Anti Doping

19 Jan 2022

Jamie Acton banned for two years

Jamie Acton banned for two years

Former rugby league player, Jamie Acton, has been banned from all sport for a period of two years following an Anti-Doping Rule Violation for the presence of a banned substance in a urine sample, discovered after re-analysis of the sample.

On 5 December 2014, UK Anti-Doping (UKAD) collected an Out-of-Competition urine sample from Mr Acton at a Leigh Centurions’ training session. Initial analysis of Mr Acton’s sample did not detect any prohibited substances. UKAD instructed the Laboratory to send the sample to its long-term storage facility.

On 5 February 2021, UKAD instructed the Laboratory to conduct retrospective GHRF re-analysis of the sample. This analysis returned Adverse Analytical Findings for Growth Hormone Releasing Peptide-6 (‘GHRP-6’) and its metabolite GHRP-6 (2-5) free acid. GHRP-6 is a non-Specified substance and is prohibited at all times. 

This is the first UKAD case where Adverse Analytical Findings have been returned after re-analysis following the long-term storage of a sample. 

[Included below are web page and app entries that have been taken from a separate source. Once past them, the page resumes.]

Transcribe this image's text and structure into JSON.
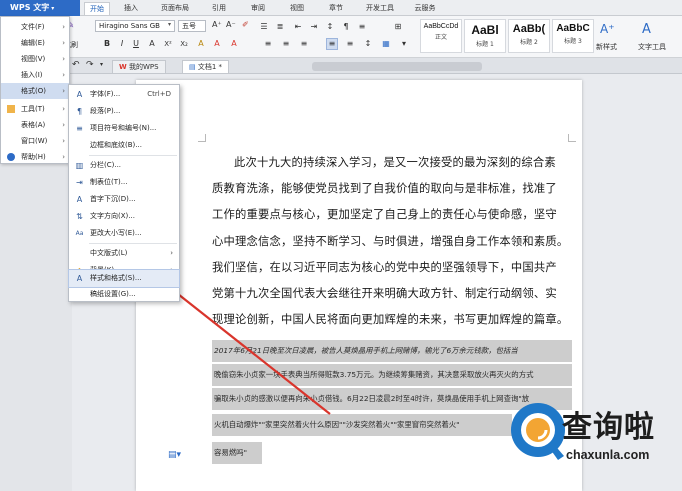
{
  "app": {
    "menu_button": "WPS 文字"
  },
  "ribbon_tabs": [
    "开始",
    "插入",
    "页面布局",
    "引用",
    "审阅",
    "视图",
    "章节",
    "开发工具",
    "云服务"
  ],
  "toolbar": {
    "font_name": "Hiragino Sans GB",
    "font_size": "五号",
    "paste_label": "式刷",
    "new_style_label": "新样式",
    "text_tools_label": "文字工具",
    "styles": [
      {
        "preview": "AaBbCcDd",
        "label": "正文"
      },
      {
        "preview": "AaBl",
        "label": "标题 1"
      },
      {
        "preview": "AaBb(",
        "label": "标题 2"
      },
      {
        "preview": "AaBbC",
        "label": "标题 3"
      }
    ]
  },
  "quickbar": {
    "doc_tabs": [
      "我的WPS",
      "文档1 *"
    ]
  },
  "main_menu": {
    "items": [
      {
        "label": "文件(F)",
        "arrow": "›"
      },
      {
        "label": "编辑(E)",
        "arrow": "›"
      },
      {
        "label": "视图(V)",
        "arrow": "›"
      },
      {
        "label": "插入(I)",
        "arrow": "›"
      },
      {
        "label": "格式(O)",
        "arrow": "›"
      },
      {
        "label": "工具(T)",
        "arrow": "›"
      },
      {
        "label": "表格(A)",
        "arrow": "›"
      },
      {
        "label": "窗口(W)",
        "arrow": "›"
      },
      {
        "label": "帮助(H)",
        "arrow": "›"
      }
    ]
  },
  "format_submenu": {
    "items": [
      {
        "icon": "A",
        "label": "字体(F)...",
        "shortcut": "Ctrl+D"
      },
      {
        "icon": "¶",
        "label": "段落(P)...",
        "shortcut": ""
      },
      {
        "icon": "≡",
        "label": "项目符号和编号(N)...",
        "shortcut": ""
      },
      {
        "icon": "",
        "label": "边框和底纹(B)...",
        "shortcut": ""
      },
      {
        "icon": "▥",
        "label": "分栏(C)...",
        "shortcut": ""
      },
      {
        "icon": "⇥",
        "label": "制表位(T)...",
        "shortcut": ""
      },
      {
        "icon": "A",
        "label": "首字下沉(D)...",
        "shortcut": ""
      },
      {
        "icon": "⇅",
        "label": "文字方向(X)...",
        "shortcut": ""
      },
      {
        "icon": "Aa",
        "label": "更改大小写(E)...",
        "shortcut": ""
      },
      {
        "icon": "",
        "label": "中文版式(L)",
        "shortcut": "›"
      },
      {
        "icon": "◆",
        "label": "背景(K)",
        "shortcut": "›"
      },
      {
        "icon": "A",
        "label": "样式和格式(S)...",
        "shortcut": ""
      },
      {
        "icon": "",
        "label": "稿纸设置(G)...",
        "shortcut": ""
      }
    ]
  },
  "document": {
    "lines": [
      "此次十九大的持续深入学习，是又一次接受的最为深刻的综合素",
      "质教育洗涤，能够使党员找到了自我价值的取向与是非标准，找准了",
      "工作的重要点与核心，更加坚定了自己身上的责任心与使命感，坚守",
      "心中理念信念，坚持不断学习、与时俱进，增强自身工作本领和素质。",
      "我们坚信，在以习近平同志为核心的党中央的坚强领导下，中国共产",
      "党第十九次全国代表大会继往开来明确大政方针、制定行动纲领、实",
      "现理论创新，中国人民将面向更加辉煌的未来，书写更加辉煌的篇章。"
    ],
    "highlighted_lines": [
      "2017年6月21日晚至次日凌晨，被告人莫焕晶用手机上网赌博，输光了6万余元钱款，包括当",
      "晚偷窃朱小贞家一块手表典当所得赃款3.75万元。为继续筹集赌资，其决意采取放火再灭火的方式",
      "骗取朱小贞的感激以便再向朱小贞借钱。6月22日凌晨2时至4时许，莫焕晶使用手机上网查询\"放",
      "火机自动爆炸\"\"家里突然着火什么原因\"\"沙发突然着火\"\"家里窗帘突然着火\"",
      "容易燃吗\""
    ]
  },
  "watermark": {
    "text": "查询啦",
    "url": "chaxunla.com"
  },
  "colors": {
    "wps_blue": "#2d6bc6",
    "arrow_red": "#d9352c",
    "highlight_gray": "#cdcdcd"
  }
}
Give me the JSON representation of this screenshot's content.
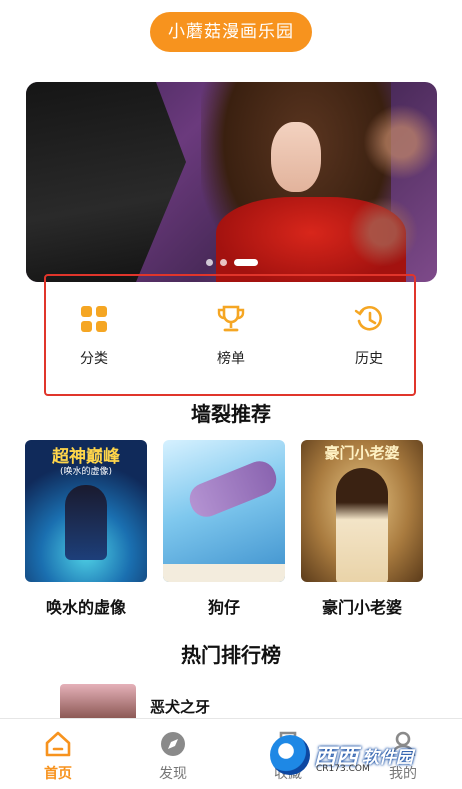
{
  "header": {
    "title": "小蘑菇漫画乐园"
  },
  "banner": {
    "slides": 3,
    "active_slide": 2
  },
  "quick_links": [
    {
      "label": "分类",
      "icon": "grid-icon"
    },
    {
      "label": "榜单",
      "icon": "trophy-icon"
    },
    {
      "label": "历史",
      "icon": "history-icon"
    }
  ],
  "recommend": {
    "title": "墙裂推荐",
    "books": [
      {
        "title": "唤水的虚像",
        "cover_text": "超神巅峰",
        "cover_sub": "(唤水的虚像)"
      },
      {
        "title": "狗仔",
        "cover_text": "",
        "cover_sub": ""
      },
      {
        "title": "豪门小老婆",
        "cover_text": "豪门小老婆",
        "cover_sub": ""
      }
    ]
  },
  "ranking": {
    "title": "热门排行榜",
    "items": [
      {
        "title": "恶犬之牙"
      }
    ]
  },
  "tabbar": {
    "tabs": [
      {
        "label": "首页",
        "icon": "home-icon",
        "active": true
      },
      {
        "label": "发现",
        "icon": "compass-icon",
        "active": false
      },
      {
        "label": "收藏",
        "icon": "bookmark-icon",
        "active": false
      },
      {
        "label": "我的",
        "icon": "user-icon",
        "active": false
      }
    ]
  },
  "watermark": {
    "text": "西西",
    "sub": "软件园",
    "url": "CR173.COM"
  },
  "colors": {
    "accent": "#f7931e",
    "highlight_box": "#e0352b",
    "icon_color": "#f5a623"
  }
}
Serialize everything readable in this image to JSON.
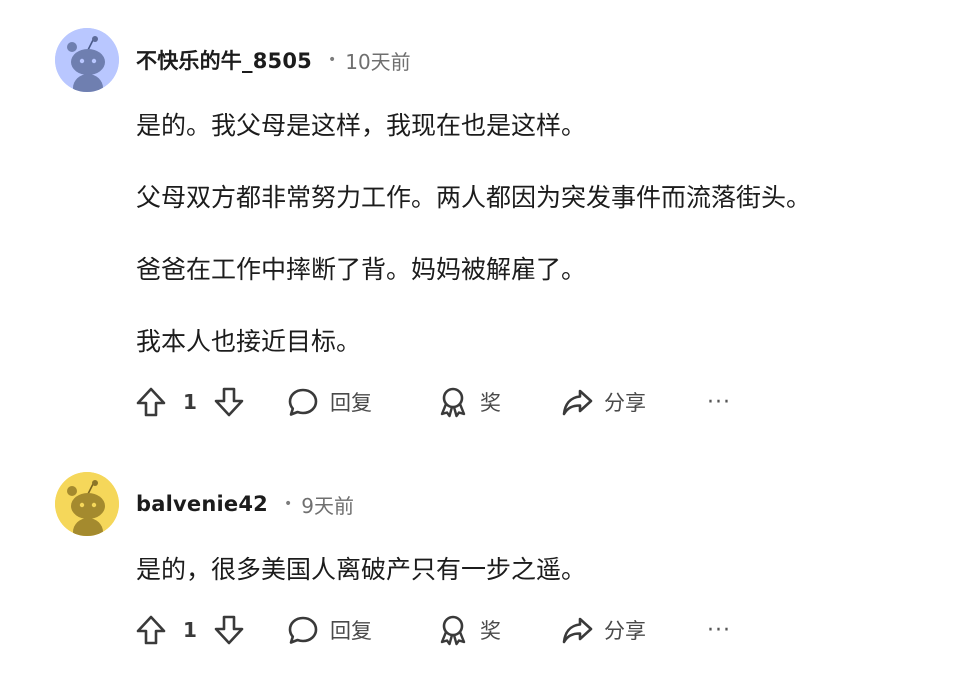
{
  "comments": [
    {
      "username": "不快乐的牛_8505",
      "separator": "•",
      "time": "10天前",
      "avatar_color": "#b9c7ff",
      "paragraphs": [
        "是的。我父母是这样，我现在也是这样。",
        "父母双方都非常努力工作。两人都因为突发事件而流落街头。",
        "爸爸在工作中摔断了背。妈妈被解雇了。",
        "我本人也接近目标。"
      ],
      "votes": "1",
      "reply_label": "回复",
      "award_label": "奖",
      "share_label": "分享",
      "more_label": "···"
    },
    {
      "username": "balvenie42",
      "separator": "•",
      "time": "9天前",
      "avatar_color": "#f5d75a",
      "paragraphs": [
        "是的，很多美国人离破产只有一步之遥。"
      ],
      "votes": "1",
      "reply_label": "回复",
      "award_label": "奖",
      "share_label": "分享",
      "more_label": "···"
    }
  ],
  "icons": {
    "upvote": "upvote-arrow-icon",
    "downvote": "downvote-arrow-icon",
    "reply": "speech-bubble-icon",
    "award": "award-ribbon-icon",
    "share": "share-arrow-icon",
    "more": "more-dots-icon"
  }
}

In response to the findings, Mr Acton stated that he had retired from rugby league in April 2019. He did however, accept the charges against him. UKAD has therefore issued Mr Acton with a two-year ban, which is deemed to have commenced on 30 April 2021 and will expire at midnight on 29 April 2023. The ban means that Mr Acton is prohibited from participating in World Anti-Doping Code-compliant sport and cannot take on any role as an Athlete Support Person, including coaching.

Speaking on the case, UKAD Acting Chief Executive Officer, Pat Myhill said: “As advances in technology allow us to better detect prohibited substances, sample re-analysis forms a vital part of our testing strategy. This case shows that we will catch up with athletes who mistakenly think they can evade detection. We keep many samples from a variety of sports in our long-term storage facility, and regularly conduct this kind of analysis. 

“Athletes have a responsibility to protect their sport as well as their own health, career, and reputation. The rules are clear; athletes are personally accountable for what is in their body and if there is something in their system that is prohibited, they will get caught.”

The RFL added:

The RFL is committed to Rugby League being a Clean Sport. The RFL condemns drug use in sport as doping is harmful to the core values of Rugby League. It is damaging to players’ health and wellbeing, the fairness and integrity of the competition and prevents all from the right to participate in a doping free competition.  

The RFL works closely with UK Anti-Doping with all alleged breaches of the Anti-Doping Rules being referred to and investigated by UKAD.  

The RFL has a significant focus on education of players including online and with anti-doping workshops run annually by UKAD trained Educators.   In addition, it is compulsory for certain support staff to have completed UKAD’s Clean Sport Advisor Course.

In conjunction with UKAD, we carry out a number of in and out of competition doping tests.  We are also supportive of UKAD’s testing of historical tests and believe this plays an important part in messaging to players on ensuring the sport remains clean. 

We actively encourage anyone who has any concerns regarding doping to report them. The RFL passes any intelligence in relation to any antidoping complaints or concerns, to UKAD. UKAD also has a confidential hotline which allows anyone to report concerns direct to UKAD.